If you would like to turn your foundation into a game room, extra bedroom, or media room, a basement foundation would be the best option. This type of foundation provides your home with more square footage, which will also help to increase the property value.
If you enjoy the benefits of outdoor living, you might want to consider a basement foundation. You can outfit the basement with doors, windows, and a patio, the latter of which is possible when you’re building a walkout basement.
While you can use a basement foundation for storage purposes, a crawl space is also a great area for storing some of the extra items and belongings around your home.
If stability is a primary concern of yours, elevated slab foundations should be considered. These foundations will provide extra stability to your home while also preventing issues with softer soil after a rain. A suspended foundation such as this may be ideal if your home is being constructed on clay soils.
Final Thoughts on Home Foundations
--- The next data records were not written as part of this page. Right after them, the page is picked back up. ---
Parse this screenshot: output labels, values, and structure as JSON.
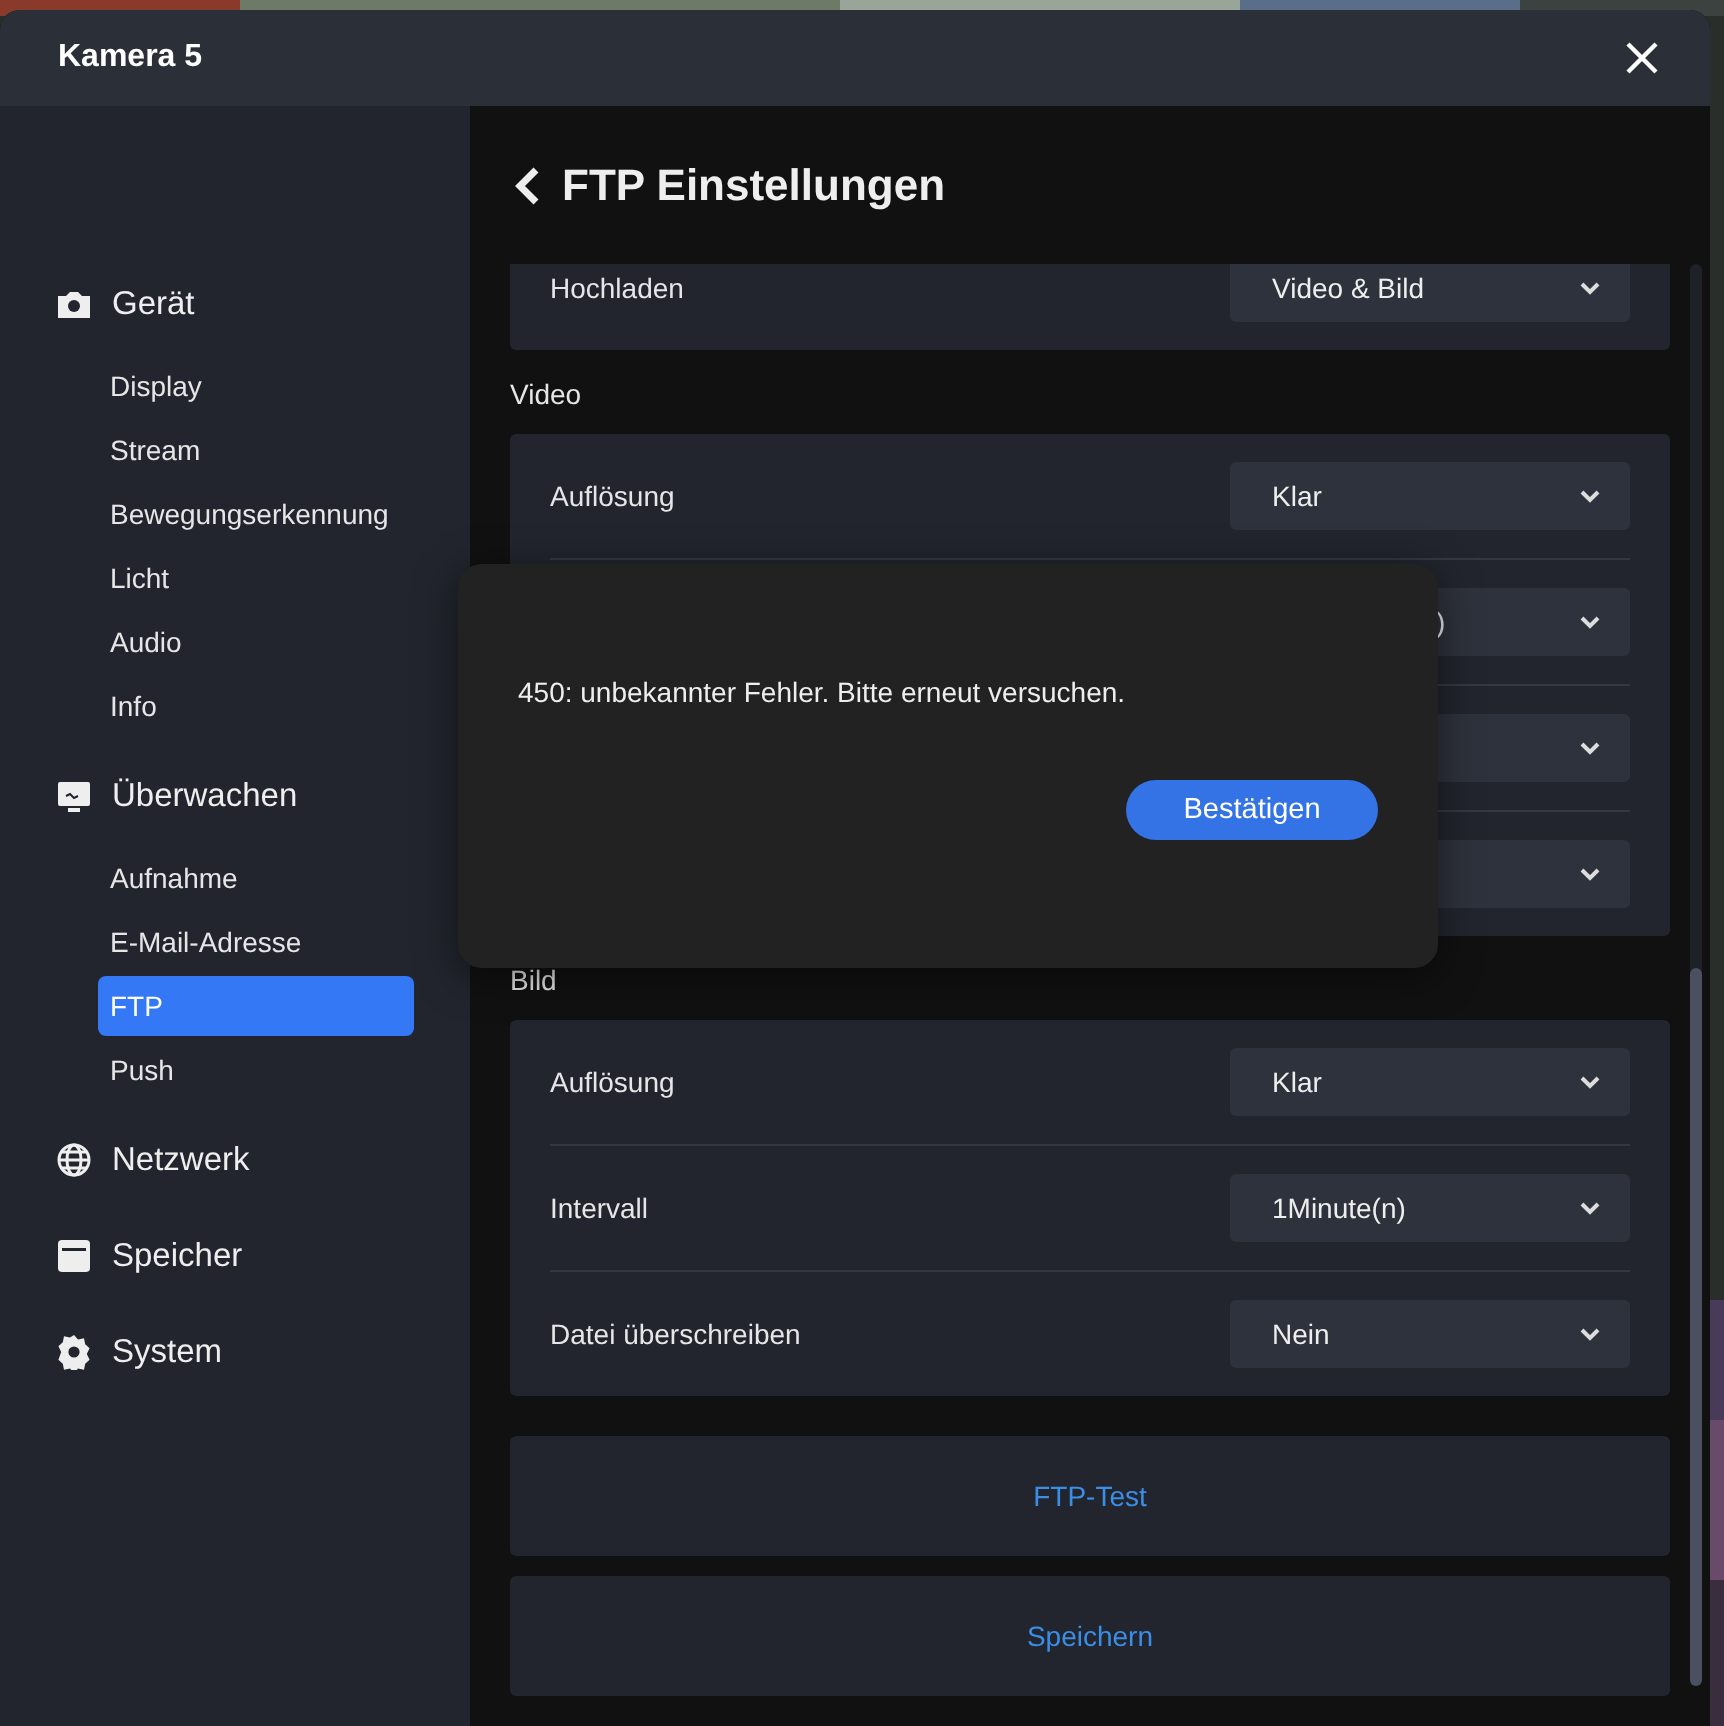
{
  "window": {
    "title": "Kamera 5"
  },
  "sidebar": {
    "groups": [
      {
        "label": "Gerät",
        "items": [
          {
            "label": "Display",
            "selected": false
          },
          {
            "label": "Stream",
            "selected": false
          },
          {
            "label": "Bewegungserkennung",
            "selected": false
          },
          {
            "label": "Licht",
            "selected": false
          },
          {
            "label": "Audio",
            "selected": false
          },
          {
            "label": "Info",
            "selected": false
          }
        ]
      },
      {
        "label": "Überwachen",
        "items": [
          {
            "label": "Aufnahme",
            "selected": false
          },
          {
            "label": "E-Mail-Adresse",
            "selected": false
          },
          {
            "label": "FTP",
            "selected": true
          },
          {
            "label": "Push",
            "selected": false
          }
        ]
      },
      {
        "label": "Netzwerk"
      },
      {
        "label": "Speicher"
      },
      {
        "label": "System"
      }
    ]
  },
  "page": {
    "title": "FTP Einstellungen",
    "sections": [
      {
        "rows": [
          {
            "label": "Hochladen",
            "value": "Video & Bild"
          }
        ]
      },
      {
        "heading": "Video",
        "rows": [
          {
            "label": "Auflösung",
            "value": "Klar"
          },
          {
            "value": ")",
            "clipped": true
          },
          {},
          {}
        ]
      },
      {
        "heading": "Bild",
        "rows": [
          {
            "label": "Auflösung",
            "value": "Klar"
          },
          {
            "label": "Intervall",
            "value": "1Minute(n)"
          },
          {
            "label": "Datei überschreiben",
            "value": "Nein"
          }
        ]
      }
    ],
    "actions": [
      "FTP-Test",
      "Speichern"
    ]
  },
  "dialog": {
    "message": "450: unbekannter Fehler. Bitte erneut versuchen.",
    "button": "Bestätigen"
  }
}
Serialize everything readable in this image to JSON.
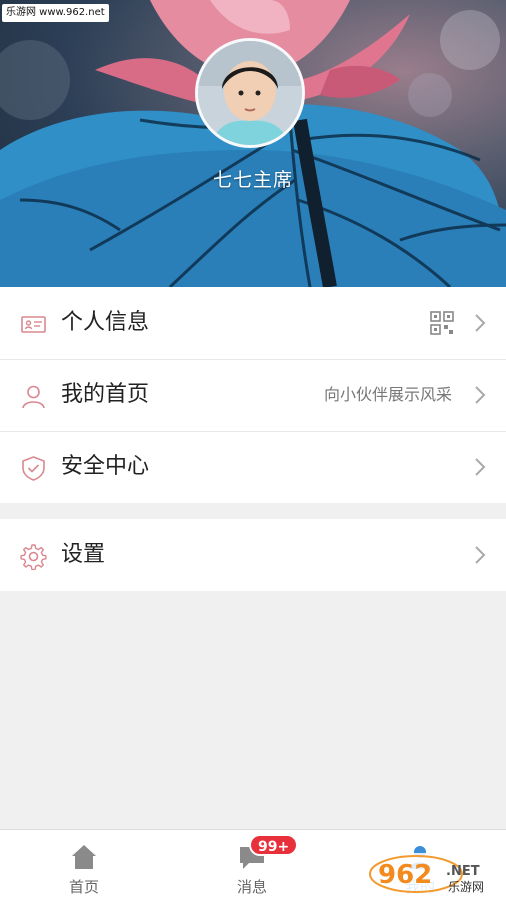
{
  "watermark": {
    "text": "乐游网 www.962.net"
  },
  "profile": {
    "username": "七七主席"
  },
  "menu_group_1": [
    {
      "label": "个人信息",
      "icon": "id-card-icon",
      "trailing_icon": "qr-code-icon"
    },
    {
      "label": "我的首页",
      "icon": "person-icon",
      "subtitle": "向小伙伴展示风采"
    },
    {
      "label": "安全中心",
      "icon": "shield-icon"
    }
  ],
  "menu_group_2": [
    {
      "label": "设置",
      "icon": "gear-icon"
    }
  ],
  "tabbar": {
    "tabs": [
      {
        "label": "首页",
        "icon": "home-icon"
      },
      {
        "label": "消息",
        "icon": "message-icon",
        "badge": "99+"
      },
      {
        "label": "我的",
        "icon": "user-icon"
      }
    ]
  },
  "logo": {
    "brand_text": "962",
    "suffix_text": ".NET",
    "site_text": "乐游网"
  },
  "colors": {
    "accent_icon": "#d9888f",
    "badge": "#e8303a",
    "background": "#f0f0f0"
  }
}
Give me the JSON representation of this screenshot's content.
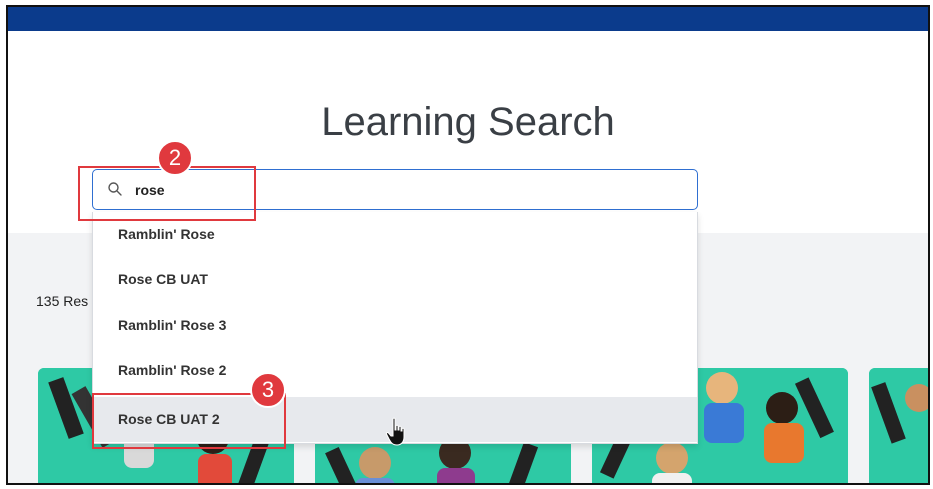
{
  "page": {
    "title": "Learning Search"
  },
  "search": {
    "value": "rose",
    "icon": "search-icon"
  },
  "suggestions": [
    {
      "label": "Ramblin' Rose"
    },
    {
      "label": "Rose CB UAT"
    },
    {
      "label": "Ramblin' Rose 3"
    },
    {
      "label": "Ramblin' Rose 2"
    },
    {
      "label": "Rose CB UAT 2",
      "hovered": true
    }
  ],
  "results": {
    "count_text": "135 Res"
  },
  "annotations": {
    "step_search": "2",
    "step_select": "3"
  },
  "colors": {
    "topbar": "#0b3b8c",
    "callout": "#e0393e",
    "card": "#2ec9a5",
    "focus": "#2f6fd1"
  }
}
It’s impossible to have a long-lasting home without a durable foundation. The remainder of your home won’t be steady if it’s not constructed on a stable foundation. When you’re purchasing a home, it may be difficult to find a property with the exact foundation you’re looking for. Building your home from scratch eliminates this issue entirely and allows you to select one of the three foundation types mentioned previously. The exact foundation you choose also depends on the site conditions, the purpose of the foundation, and the local climate.
As mentioned previously, the seasons can affect a home’s foundation more than you might anticipate. Let’s say that your home is built on a crawl space or basement foundation. When the rainy season arrives, it’s possible that water will seep out of the ground and into your foundation, which could pose a problem if you haven’t outfitted with the basement or crawl space with a sump pump. At the end of the day, there are many considerations that you should keep in mind when you’re choosing which foundation will be used for your home.
Jason Somers, President & Founder of Crest Real Estate
With over 15 years of professional experience in the Los Angeles luxury real estate market, Jason Somers has the background, judgement and track record to provide an unparalleled level of real estate services. His widespread knowledge helps clients identify and acquire income producing properties and value-ad development opportunities.
Learn more about Jason Somers or contact us.